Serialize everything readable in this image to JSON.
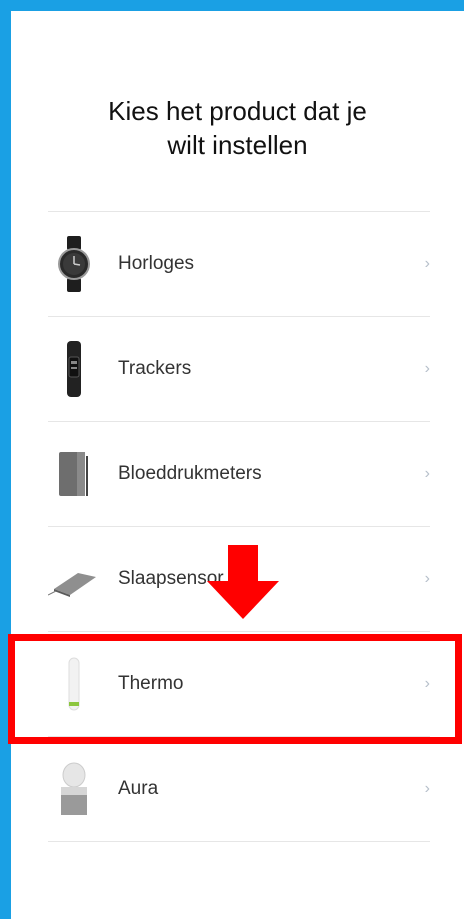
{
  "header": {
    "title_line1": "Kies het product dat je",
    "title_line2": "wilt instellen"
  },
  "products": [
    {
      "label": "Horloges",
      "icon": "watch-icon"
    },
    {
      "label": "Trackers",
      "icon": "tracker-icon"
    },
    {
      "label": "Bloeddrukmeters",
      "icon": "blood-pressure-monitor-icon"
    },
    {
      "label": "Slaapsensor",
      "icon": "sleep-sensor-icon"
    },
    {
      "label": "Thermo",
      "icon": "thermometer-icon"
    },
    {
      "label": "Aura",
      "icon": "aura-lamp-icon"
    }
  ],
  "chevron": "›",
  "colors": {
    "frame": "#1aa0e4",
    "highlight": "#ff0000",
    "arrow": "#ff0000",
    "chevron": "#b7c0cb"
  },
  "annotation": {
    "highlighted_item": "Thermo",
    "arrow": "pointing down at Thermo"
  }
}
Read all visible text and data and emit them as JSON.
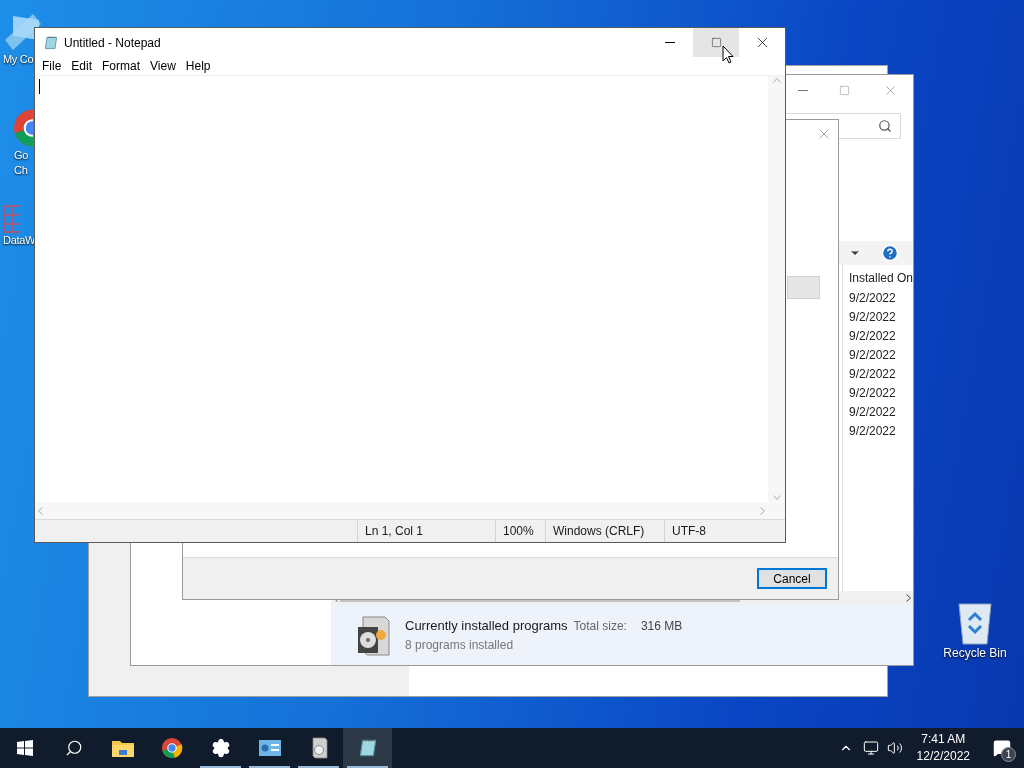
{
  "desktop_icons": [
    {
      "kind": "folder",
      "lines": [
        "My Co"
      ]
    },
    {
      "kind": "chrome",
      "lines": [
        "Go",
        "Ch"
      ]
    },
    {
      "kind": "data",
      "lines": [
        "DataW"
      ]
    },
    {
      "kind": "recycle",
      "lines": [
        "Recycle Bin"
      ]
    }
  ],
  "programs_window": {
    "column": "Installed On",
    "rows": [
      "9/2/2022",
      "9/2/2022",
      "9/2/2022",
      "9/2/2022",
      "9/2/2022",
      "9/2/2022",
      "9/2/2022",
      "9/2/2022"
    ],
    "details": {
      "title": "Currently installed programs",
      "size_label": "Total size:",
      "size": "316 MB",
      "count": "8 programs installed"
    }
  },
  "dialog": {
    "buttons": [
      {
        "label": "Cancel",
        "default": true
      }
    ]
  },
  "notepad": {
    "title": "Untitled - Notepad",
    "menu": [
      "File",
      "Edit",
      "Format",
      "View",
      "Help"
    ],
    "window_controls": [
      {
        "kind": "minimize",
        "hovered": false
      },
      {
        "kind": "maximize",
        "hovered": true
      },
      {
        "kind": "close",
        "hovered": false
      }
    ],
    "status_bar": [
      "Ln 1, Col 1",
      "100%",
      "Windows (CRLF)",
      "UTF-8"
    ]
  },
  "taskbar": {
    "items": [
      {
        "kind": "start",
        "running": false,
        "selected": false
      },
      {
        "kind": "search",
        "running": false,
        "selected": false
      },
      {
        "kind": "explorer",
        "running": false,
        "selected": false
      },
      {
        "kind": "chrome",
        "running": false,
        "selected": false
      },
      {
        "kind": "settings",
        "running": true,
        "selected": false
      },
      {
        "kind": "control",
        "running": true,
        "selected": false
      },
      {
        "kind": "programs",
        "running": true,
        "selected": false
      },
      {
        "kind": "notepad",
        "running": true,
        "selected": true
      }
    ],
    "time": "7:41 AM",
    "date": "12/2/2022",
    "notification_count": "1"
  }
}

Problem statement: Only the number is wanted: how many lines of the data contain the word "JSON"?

Solution: 2